(Beginning of Available data)
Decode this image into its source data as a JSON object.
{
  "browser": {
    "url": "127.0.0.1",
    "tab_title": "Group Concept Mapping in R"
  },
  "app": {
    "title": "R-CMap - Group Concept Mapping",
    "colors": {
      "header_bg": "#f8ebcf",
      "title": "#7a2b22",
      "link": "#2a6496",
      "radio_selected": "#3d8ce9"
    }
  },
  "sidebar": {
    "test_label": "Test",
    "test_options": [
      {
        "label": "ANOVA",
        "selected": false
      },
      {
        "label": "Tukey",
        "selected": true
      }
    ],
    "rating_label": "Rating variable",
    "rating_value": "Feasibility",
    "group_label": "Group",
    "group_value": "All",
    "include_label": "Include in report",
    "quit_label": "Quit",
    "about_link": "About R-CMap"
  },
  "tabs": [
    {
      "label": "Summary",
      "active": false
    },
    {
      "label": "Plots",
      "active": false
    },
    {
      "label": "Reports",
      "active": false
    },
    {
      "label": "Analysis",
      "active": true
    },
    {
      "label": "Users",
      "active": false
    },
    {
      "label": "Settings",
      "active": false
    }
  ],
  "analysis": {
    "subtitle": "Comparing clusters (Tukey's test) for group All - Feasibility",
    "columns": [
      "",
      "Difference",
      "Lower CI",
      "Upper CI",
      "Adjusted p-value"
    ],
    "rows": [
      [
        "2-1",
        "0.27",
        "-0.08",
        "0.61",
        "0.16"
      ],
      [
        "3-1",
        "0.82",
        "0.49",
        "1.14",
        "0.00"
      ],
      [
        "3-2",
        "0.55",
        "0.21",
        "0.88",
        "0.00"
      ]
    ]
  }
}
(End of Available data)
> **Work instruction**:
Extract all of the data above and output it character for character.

> **Answer for this exercise**:
Decode this image into its source data as a JSON object.
{
  "browser": {
    "url": "127.0.0.1",
    "tab_title": "Group Concept Mapping in R"
  },
  "app": {
    "title": "R-CMap - Group Concept Mapping",
    "colors": {
      "header_bg": "#f8ebcf",
      "title": "#7a2b22",
      "link": "#2a6496",
      "radio_selected": "#3d8ce9"
    }
  },
  "sidebar": {
    "test_label": "Test",
    "test_options": [
      {
        "label": "ANOVA",
        "selected": false
      },
      {
        "label": "Tukey",
        "selected": true
      }
    ],
    "rating_label": "Rating variable",
    "rating_value": "Feasibility",
    "group_label": "Group",
    "group_value": "All",
    "include_label": "Include in report",
    "quit_label": "Quit",
    "about_link": "About R-CMap"
  },
  "tabs": [
    {
      "label": "Summary",
      "active": false
    },
    {
      "label": "Plots",
      "active": false
    },
    {
      "label": "Reports",
      "active": false
    },
    {
      "label": "Analysis",
      "active": true
    },
    {
      "label": "Users",
      "active": false
    },
    {
      "label": "Settings",
      "active": false
    }
  ],
  "analysis": {
    "subtitle": "Comparing clusters (Tukey's test) for group All - Feasibility",
    "columns": [
      "",
      "Difference",
      "Lower CI",
      "Upper CI",
      "Adjusted p-value"
    ],
    "rows": [
      [
        "2-1",
        "0.27",
        "-0.08",
        "0.61",
        "0.16"
      ],
      [
        "3-1",
        "0.82",
        "0.49",
        "1.14",
        "0.00"
      ],
      [
        "3-2",
        "0.55",
        "0.21",
        "0.88",
        "0.00"
      ]
    ]
  }
}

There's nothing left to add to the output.